I would definitely go to the beach in Mount Maunganui and go for a long, long walk. Then I would make a trip to the Redwood forest in Rotorua and breathe in their magnificence. And finally, I would find a good fish and chips shop and get my fix.
Looking back at your childhood self: what one sentence describes that person?
Full of the promise of life’s potential.
If you had to eat the same meal every day, what would it be?
As I’m South African by birth, a braai aka barbecue. Anything that involves cooking in the outdoors has to be a winner for me.
What are you planning for 2021 that nobody knows about yet?
Celebrating my wife’s birthday somewhere special, provided travel restrictions are eased.
Who are your favourite or most admired figures from history?
There are so many that have influenced me over the decades… if I was too shorten a very long list it would be: Nelson Mandela, Seneca, Nikola Tesla, to name a few
If the Prime Minister asked you to make up a new policy or law for New Zealand, what would it be?
To speed up the path to citizenship, make every applicant a priority, not just those who earn above a certain threshold and look at the process more holistically.

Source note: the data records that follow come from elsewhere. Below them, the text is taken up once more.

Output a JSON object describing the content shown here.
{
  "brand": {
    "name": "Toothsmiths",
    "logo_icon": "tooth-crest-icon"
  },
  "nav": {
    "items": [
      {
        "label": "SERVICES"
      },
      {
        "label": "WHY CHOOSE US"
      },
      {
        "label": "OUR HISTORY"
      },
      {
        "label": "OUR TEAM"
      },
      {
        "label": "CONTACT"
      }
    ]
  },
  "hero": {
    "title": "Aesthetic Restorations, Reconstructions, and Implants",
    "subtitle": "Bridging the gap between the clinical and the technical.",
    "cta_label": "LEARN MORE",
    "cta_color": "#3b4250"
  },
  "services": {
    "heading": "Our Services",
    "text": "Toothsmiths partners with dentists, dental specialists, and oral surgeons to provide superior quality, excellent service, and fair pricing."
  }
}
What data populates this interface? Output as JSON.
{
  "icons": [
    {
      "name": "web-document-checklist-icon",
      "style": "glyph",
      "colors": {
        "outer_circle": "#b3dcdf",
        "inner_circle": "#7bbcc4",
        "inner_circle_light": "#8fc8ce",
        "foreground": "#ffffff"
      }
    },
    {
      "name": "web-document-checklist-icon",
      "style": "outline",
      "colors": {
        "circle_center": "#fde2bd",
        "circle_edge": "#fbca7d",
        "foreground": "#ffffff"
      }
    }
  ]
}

Especially for those who are committed to making New Zealand their new home.
In one sentence, can you define art?
It’s the expression of self, manifested in a human creative way.
What is missing or lacking from your Bay of Plenty community or environment?
Dare I say it but a more culturally diverse community. I still have so much to learn about the region and the country as a whole. There is a lot going on and you can feel the change toward moving deeper into conversation and betterment for everybody living here. Who’s who in the zoo, so to speak. I would like to understand how we could collaborate and use our different skills together to meet and create bodies of work. Then actually do the work.
Name a few films that you consider profound, moving or extraordinary?
Avatar, Star Wars, Inception, Interstellar, Pulp Fiction, Lord of the Rings, Shawshank Redemption, anything with Sir David Attenborough. I am drawn to great documentaries. My Octopus Teacher was a profound and intimate portrayal of man’s connection to nature and his place in it. The Work affected me deeply as a man—the healing and the stories we carry with us as men. It was just brilliant and utterly heart wrenching. I found myself sobbing like a child afterwards. And as far as streaming series go, my all time favourite is Peaky Blinders. It is just so beautifully shot and is such a great cast of characters.
What was your first real job, second, third?
I was a spot light operator for a theatre company. A waiter in a Portuguese restaurant. A multi-cam studio director for CNBC. And now, an independent documentary film-maker.
Where would you like to live, but have yet to?
Somewhere in New Zealand, my wife reckons Canada is worth a shot, but that’s too cold for me!
What word of advice would you offer an aspiring creative person?
Forget about what other people think or say about ‘you’. Just do you because there is nobody on the planet quite like you.
What’s the biggest problem about life in New Zealand? How you would solve it?
Having lived on the African continent my entire life and moving to a new country requires massive adjustments. New Zealand is amazing but man, it’s really expensive.
The Kiwis are amazing and I think that we are all solving the problems as we go. It’s a great country. It’s a journey, and I am walking it day by day.
What is your dream of happiness?
To be exactly that, Happy with a capital H. Or continually content, despite things being “good” or “bad.” To be financially free, have the respect of my New Zealand peers, building a legacy for my child. To be a good father to my daughter and a supportive, loving husband to my wife.
What one question would you add to this Interview?
If you could sit down and have dinner with any one or two people dead or alive, who would that be and what would you want to ask them?